Key changes include higher maximum punishments and immediate restraining orders to prevent offensive statements from spreading on social media, instead of the current 14-day notice period. The Act also covers offences committed overseas.
Law and Home Affairs Minister K. Shanmugam said that while the level of religious harmony in Singapore remains high, updates to the Maintenance of Religious Harmony Act (MRHA) are timely amid rising religiosity and increasing violence fuelled by hate speech globally.
Moving the changes to the Act on 7 October 2019, he noted that since the Act was passed in 1990, the Internet and social media have been used to mobilise hatred and mob attacks. There has also been increased foreign interference in the affairs of other countries, he said.
“We have to put in some circuit breakers to prevent events relating to religion from affecting us negatively. We cannot completely shut them out. We want to absorb those religious influences. But at the same time, we do not want them to affect us negatively.”
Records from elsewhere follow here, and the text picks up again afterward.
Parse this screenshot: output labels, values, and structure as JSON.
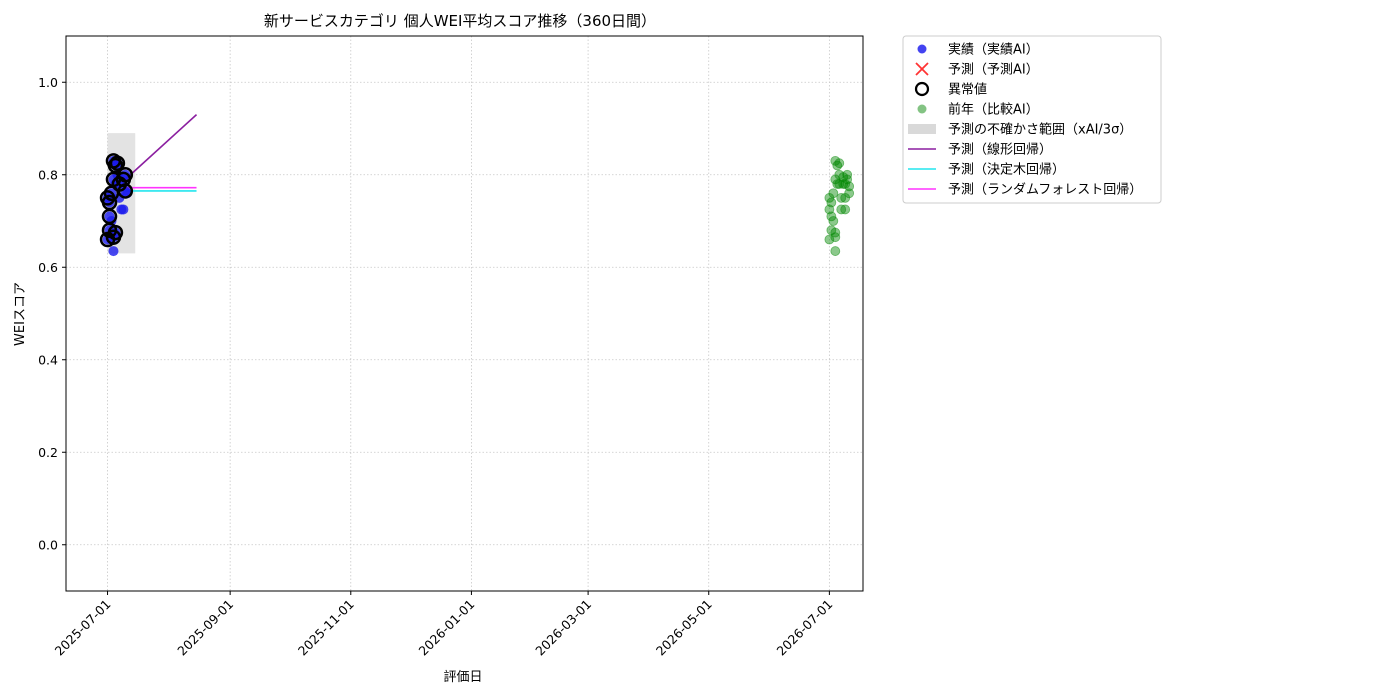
{
  "chart_data": {
    "type": "scatter",
    "title": "新サービスカテゴリ 個人WEI平均スコア推移（360日間）",
    "xlabel": "評価日",
    "ylabel": "WEIスコア",
    "xlim": [
      "2025-06-10",
      "2026-07-18"
    ],
    "ylim": [
      -0.1,
      1.1
    ],
    "yticks": [
      0.0,
      0.2,
      0.4,
      0.6,
      0.8,
      1.0
    ],
    "ytick_labels": [
      "0.0",
      "0.2",
      "0.4",
      "0.6",
      "0.8",
      "1.0"
    ],
    "xticks": [
      "2025-07-01",
      "2025-09-01",
      "2025-11-01",
      "2026-01-01",
      "2026-03-01",
      "2026-05-01",
      "2026-07-01"
    ],
    "grid": true,
    "legend_position": "outside-right",
    "legend": [
      {
        "label": "実績（実績AI）",
        "marker": "dot",
        "color": "#2222ee"
      },
      {
        "label": "予測（予測AI）",
        "marker": "x",
        "color": "#ff3333"
      },
      {
        "label": "異常値",
        "marker": "ring",
        "color": "#000000"
      },
      {
        "label": "前年（比較AI）",
        "marker": "dot",
        "color": "#6db86d"
      },
      {
        "label": "予測の不確かさ範囲（xAI/3σ）",
        "marker": "band",
        "color": "#d9d9d9"
      },
      {
        "label": "予測（線形回帰）",
        "marker": "line",
        "color": "#8b1fa0"
      },
      {
        "label": "予測（決定木回帰）",
        "marker": "line",
        "color": "#22e5ee"
      },
      {
        "label": "予測（ランダムフォレスト回帰）",
        "marker": "line",
        "color": "#ff33ff"
      }
    ],
    "actual": [
      {
        "x": "2025-07-01",
        "y": 0.66
      },
      {
        "x": "2025-07-01",
        "y": 0.75
      },
      {
        "x": "2025-07-02",
        "y": 0.71
      },
      {
        "x": "2025-07-02",
        "y": 0.68
      },
      {
        "x": "2025-07-02",
        "y": 0.74
      },
      {
        "x": "2025-07-03",
        "y": 0.76
      },
      {
        "x": "2025-07-03",
        "y": 0.7
      },
      {
        "x": "2025-07-04",
        "y": 0.665
      },
      {
        "x": "2025-07-04",
        "y": 0.635
      },
      {
        "x": "2025-07-04",
        "y": 0.79
      },
      {
        "x": "2025-07-04",
        "y": 0.83
      },
      {
        "x": "2025-07-05",
        "y": 0.82
      },
      {
        "x": "2025-07-05",
        "y": 0.78
      },
      {
        "x": "2025-07-05",
        "y": 0.675
      },
      {
        "x": "2025-07-06",
        "y": 0.825
      },
      {
        "x": "2025-07-06",
        "y": 0.8
      },
      {
        "x": "2025-07-07",
        "y": 0.78
      },
      {
        "x": "2025-07-07",
        "y": 0.75
      },
      {
        "x": "2025-07-08",
        "y": 0.725
      },
      {
        "x": "2025-07-09",
        "y": 0.725
      },
      {
        "x": "2025-07-09",
        "y": 0.79
      },
      {
        "x": "2025-07-10",
        "y": 0.765
      },
      {
        "x": "2025-07-10",
        "y": 0.8
      },
      {
        "x": "2025-07-11",
        "y": 0.76
      }
    ],
    "anomalies": [
      {
        "x": "2025-07-01",
        "y": 0.66
      },
      {
        "x": "2025-07-01",
        "y": 0.75
      },
      {
        "x": "2025-07-02",
        "y": 0.71
      },
      {
        "x": "2025-07-02",
        "y": 0.68
      },
      {
        "x": "2025-07-02",
        "y": 0.74
      },
      {
        "x": "2025-07-03",
        "y": 0.76
      },
      {
        "x": "2025-07-04",
        "y": 0.665
      },
      {
        "x": "2025-07-04",
        "y": 0.79
      },
      {
        "x": "2025-07-04",
        "y": 0.83
      },
      {
        "x": "2025-07-05",
        "y": 0.82
      },
      {
        "x": "2025-07-05",
        "y": 0.675
      },
      {
        "x": "2025-07-06",
        "y": 0.825
      },
      {
        "x": "2025-07-07",
        "y": 0.78
      },
      {
        "x": "2025-07-09",
        "y": 0.79
      },
      {
        "x": "2025-07-10",
        "y": 0.8
      },
      {
        "x": "2025-07-10",
        "y": 0.765
      }
    ],
    "previous_year": [
      {
        "x": "2026-07-01",
        "y": 0.66
      },
      {
        "x": "2026-07-01",
        "y": 0.725
      },
      {
        "x": "2026-07-01",
        "y": 0.75
      },
      {
        "x": "2026-07-02",
        "y": 0.71
      },
      {
        "x": "2026-07-02",
        "y": 0.68
      },
      {
        "x": "2026-07-02",
        "y": 0.74
      },
      {
        "x": "2026-07-03",
        "y": 0.76
      },
      {
        "x": "2026-07-03",
        "y": 0.7
      },
      {
        "x": "2026-07-04",
        "y": 0.635
      },
      {
        "x": "2026-07-04",
        "y": 0.665
      },
      {
        "x": "2026-07-04",
        "y": 0.79
      },
      {
        "x": "2026-07-04",
        "y": 0.83
      },
      {
        "x": "2026-07-04",
        "y": 0.675
      },
      {
        "x": "2026-07-05",
        "y": 0.82
      },
      {
        "x": "2026-07-05",
        "y": 0.78
      },
      {
        "x": "2026-07-06",
        "y": 0.825
      },
      {
        "x": "2026-07-06",
        "y": 0.8
      },
      {
        "x": "2026-07-06",
        "y": 0.78
      },
      {
        "x": "2026-07-07",
        "y": 0.75
      },
      {
        "x": "2026-07-07",
        "y": 0.725
      },
      {
        "x": "2026-07-08",
        "y": 0.78
      },
      {
        "x": "2026-07-08",
        "y": 0.795
      },
      {
        "x": "2026-07-09",
        "y": 0.725
      },
      {
        "x": "2026-07-09",
        "y": 0.78
      },
      {
        "x": "2026-07-10",
        "y": 0.8
      },
      {
        "x": "2026-07-10",
        "y": 0.79
      },
      {
        "x": "2026-07-11",
        "y": 0.775
      },
      {
        "x": "2026-07-11",
        "y": 0.76
      },
      {
        "x": "2026-07-09",
        "y": 0.75
      }
    ],
    "forecast_band": {
      "x_start": "2025-07-01",
      "x_end": "2025-07-15",
      "y_low": 0.63,
      "y_high": 0.89
    },
    "forecast_lines": [
      {
        "name": "予測（線形回帰）",
        "color": "#8b1fa0",
        "points": [
          {
            "x": "2025-07-10",
            "y": 0.79
          },
          {
            "x": "2025-08-15",
            "y": 0.93
          }
        ]
      },
      {
        "name": "予測（決定木回帰）",
        "color": "#22e5ee",
        "points": [
          {
            "x": "2025-07-10",
            "y": 0.765
          },
          {
            "x": "2025-08-15",
            "y": 0.765
          }
        ]
      },
      {
        "name": "予測（ランダムフォレスト回帰）",
        "color": "#ff33ff",
        "points": [
          {
            "x": "2025-07-10",
            "y": 0.772
          },
          {
            "x": "2025-08-15",
            "y": 0.772
          }
        ]
      }
    ]
  }
}
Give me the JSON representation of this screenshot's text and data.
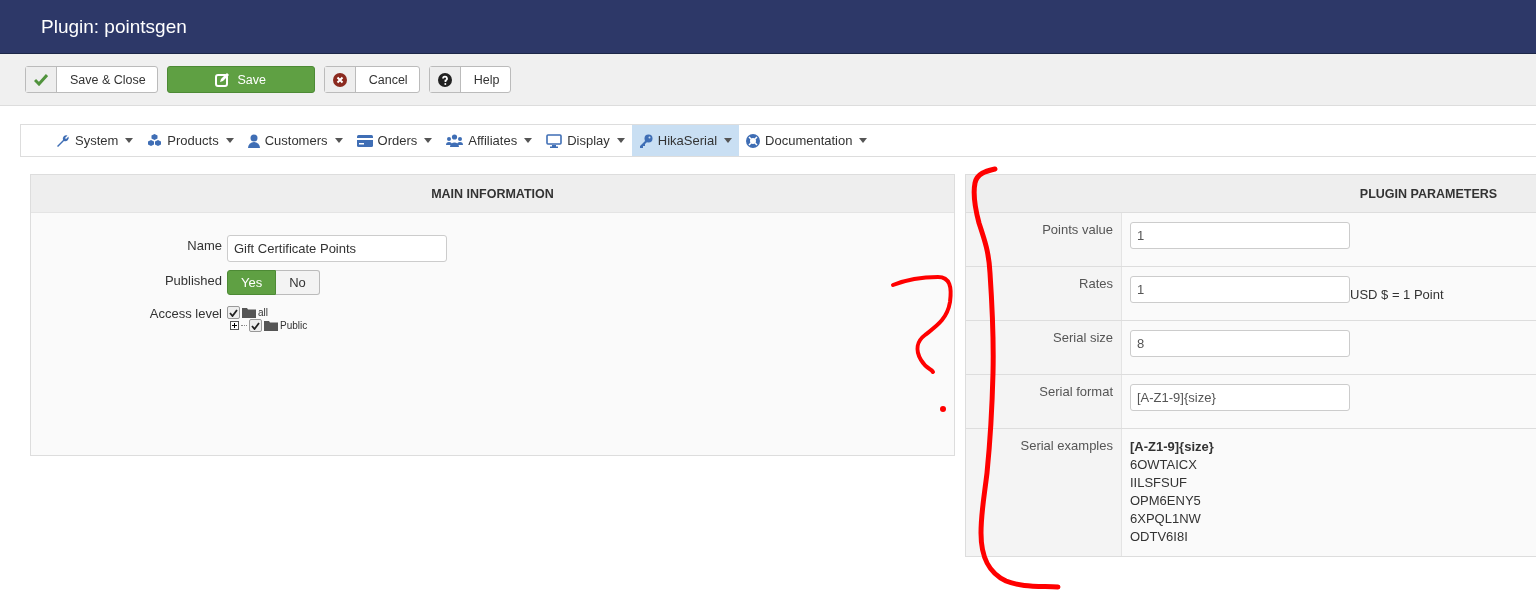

Other changes to the Act include safeguards against foreign influence like disclosure requirements for single foreign donations of $10,000 or more. The president, secretary and treasurer of a religious organisation must also be Singaporeans or permanent residents.
Another change is the introduction of a Community Remedial Initiative which allows an offender to mend ties with the aggrieved community through an apology or by taking part in activities that promote harmony.
Acknowledging that Singapore had previous incidents of religious disharmony, Mr Shanmugam said they were handled with “wisdom and common sense”.
“We draw lines in the sand. We reinforce positive norms, and they make our society stronger. It is not just the MRHA that has helped to keep religious harmony in Singapore,” he added.